|T3856||07-07-44||B-17 Flying Fortress|
|Returned Y/N||Evader Fate||Date Captured/Liberated||Place Captured/Liberated||Escape Line|
|Yes||EVD||15 Nov 44||Leveroij||-|
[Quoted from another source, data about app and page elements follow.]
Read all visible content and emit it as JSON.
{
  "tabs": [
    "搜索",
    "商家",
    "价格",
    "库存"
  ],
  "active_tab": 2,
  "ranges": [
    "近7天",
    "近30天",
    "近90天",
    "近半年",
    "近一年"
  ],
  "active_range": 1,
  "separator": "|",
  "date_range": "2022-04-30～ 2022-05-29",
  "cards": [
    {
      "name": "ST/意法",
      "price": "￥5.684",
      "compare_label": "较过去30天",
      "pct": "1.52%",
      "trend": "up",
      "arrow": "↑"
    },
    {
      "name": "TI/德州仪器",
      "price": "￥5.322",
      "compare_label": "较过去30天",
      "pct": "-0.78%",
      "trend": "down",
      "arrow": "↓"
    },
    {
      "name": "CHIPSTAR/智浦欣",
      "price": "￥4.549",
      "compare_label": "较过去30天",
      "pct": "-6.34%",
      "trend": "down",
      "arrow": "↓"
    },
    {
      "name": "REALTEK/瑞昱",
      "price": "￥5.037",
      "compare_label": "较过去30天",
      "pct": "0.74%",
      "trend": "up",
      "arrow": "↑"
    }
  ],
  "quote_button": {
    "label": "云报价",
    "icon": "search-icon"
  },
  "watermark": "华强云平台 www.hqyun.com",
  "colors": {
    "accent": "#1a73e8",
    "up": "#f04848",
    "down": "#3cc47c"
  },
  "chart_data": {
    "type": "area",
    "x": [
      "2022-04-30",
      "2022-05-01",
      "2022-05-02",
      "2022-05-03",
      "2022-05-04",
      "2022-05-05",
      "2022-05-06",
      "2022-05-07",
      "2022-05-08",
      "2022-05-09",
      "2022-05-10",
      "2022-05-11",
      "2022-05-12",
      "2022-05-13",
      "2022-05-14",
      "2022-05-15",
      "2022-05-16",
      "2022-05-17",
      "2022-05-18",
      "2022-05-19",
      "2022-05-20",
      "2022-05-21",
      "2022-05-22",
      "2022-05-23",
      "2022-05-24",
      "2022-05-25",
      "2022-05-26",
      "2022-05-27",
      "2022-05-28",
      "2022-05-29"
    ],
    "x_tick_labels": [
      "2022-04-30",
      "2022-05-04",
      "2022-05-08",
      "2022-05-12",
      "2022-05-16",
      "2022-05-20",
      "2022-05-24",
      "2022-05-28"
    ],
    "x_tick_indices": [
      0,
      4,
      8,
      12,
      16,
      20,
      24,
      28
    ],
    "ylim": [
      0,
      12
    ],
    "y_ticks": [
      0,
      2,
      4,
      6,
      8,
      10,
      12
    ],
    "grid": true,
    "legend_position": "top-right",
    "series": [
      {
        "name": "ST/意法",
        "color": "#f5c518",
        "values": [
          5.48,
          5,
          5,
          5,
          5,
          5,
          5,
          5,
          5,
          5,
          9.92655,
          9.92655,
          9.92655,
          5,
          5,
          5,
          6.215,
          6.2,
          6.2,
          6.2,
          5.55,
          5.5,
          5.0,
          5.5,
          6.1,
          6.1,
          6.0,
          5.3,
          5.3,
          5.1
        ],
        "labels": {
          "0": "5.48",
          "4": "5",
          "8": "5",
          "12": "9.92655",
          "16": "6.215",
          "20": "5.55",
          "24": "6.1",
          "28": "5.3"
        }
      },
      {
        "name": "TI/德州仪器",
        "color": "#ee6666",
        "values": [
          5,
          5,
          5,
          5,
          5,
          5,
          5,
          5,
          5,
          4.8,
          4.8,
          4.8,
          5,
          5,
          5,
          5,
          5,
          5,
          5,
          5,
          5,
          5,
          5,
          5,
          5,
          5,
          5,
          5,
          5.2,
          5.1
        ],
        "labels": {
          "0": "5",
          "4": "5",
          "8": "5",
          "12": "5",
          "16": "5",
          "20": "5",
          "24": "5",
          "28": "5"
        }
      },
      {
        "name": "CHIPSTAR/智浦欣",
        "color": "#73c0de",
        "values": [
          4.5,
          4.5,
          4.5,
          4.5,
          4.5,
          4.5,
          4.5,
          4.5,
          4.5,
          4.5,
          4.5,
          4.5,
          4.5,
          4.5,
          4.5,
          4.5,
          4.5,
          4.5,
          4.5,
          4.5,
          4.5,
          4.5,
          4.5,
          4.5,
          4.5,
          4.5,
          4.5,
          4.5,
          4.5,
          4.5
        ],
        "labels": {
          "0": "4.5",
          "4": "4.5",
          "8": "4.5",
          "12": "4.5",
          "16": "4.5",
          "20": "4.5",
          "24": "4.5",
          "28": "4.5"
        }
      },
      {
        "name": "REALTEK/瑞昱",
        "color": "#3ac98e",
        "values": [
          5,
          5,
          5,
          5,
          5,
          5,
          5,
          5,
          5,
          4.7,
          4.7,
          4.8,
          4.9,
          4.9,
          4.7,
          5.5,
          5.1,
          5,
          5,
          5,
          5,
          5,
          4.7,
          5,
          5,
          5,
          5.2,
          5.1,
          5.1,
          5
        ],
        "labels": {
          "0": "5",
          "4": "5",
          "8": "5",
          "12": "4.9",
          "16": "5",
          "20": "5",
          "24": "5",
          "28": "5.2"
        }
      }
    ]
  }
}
2/Lt. Richard M. Tracy was the navigator of B-17 42-31189 ‘Paragon’ that sustained flak damage over the target area on July 7, 1944. Returning over the Netherlands another engine failed and it became obvious that they could not make it to England. Approaching the Noordoostpolder, an area reclaimed from the Ijsselmeer, the pilot gave the order to bail out. Tracy landed in the reed beds of this area and after disposing of his gear, headed east. After half an hour he was accosted by Dutch labourers in a field. They told him to sit tight while they went for help and civilian clothes. Soon after this, he was joined by fellow crewmember and waist gunner, S/Sgt. Frank E. Garofalo (E0596). When the labourers returned, both men changed into the civilian clothes that the Dutch men had collected and then were taken to Vollenhove. Here they spent the night and the next day a truck brought the two airmen to Meppel. In this town they spent the weekend, were given 'better' civilian clothes and provided with false Dutch Identity Cards. On July 10, Tracy and Garofalo travelled to Amsterdam by train without controls or searches. Here they stayed in two separate places for two days before they left for Deurne for a week. First to one house and then to two different farms. Here they met fellow Americans 2/Lt. John Fullerton (E0585) and Sgt. Frank Peichoto (E0587) and RAF-airmen, Sgt. Charles Francis (E0496) and Sgt. Dennis Sharpe (E0498). From Deurne they went to Nuth near Hoensbroek where they stayed for nine days. The plan to cross the Dutch-Belgian border near Maastricht had to be abandoned. After two weeks in Hoensbroek, they all were put on the train to Roermond. From the station there they were taken to the ‘De Bedelaer’ estate near Haelen where they could hide in the woods around the estate. In case of danger, they could go to the ‘De Spikkerhof’, an isolated farm near the estate. Early in September they moved to a farm in Kelpen and from there to a barn in Leveroij. Their hiding place there became anxiously close to the front line when the Allies started operation Nutcracker. Tracy and his fellow evaders were liberated on November 15, 1944, when the 51st Scottish Division arrived in Leveroij.
|* National Archives, Washington, EE-2678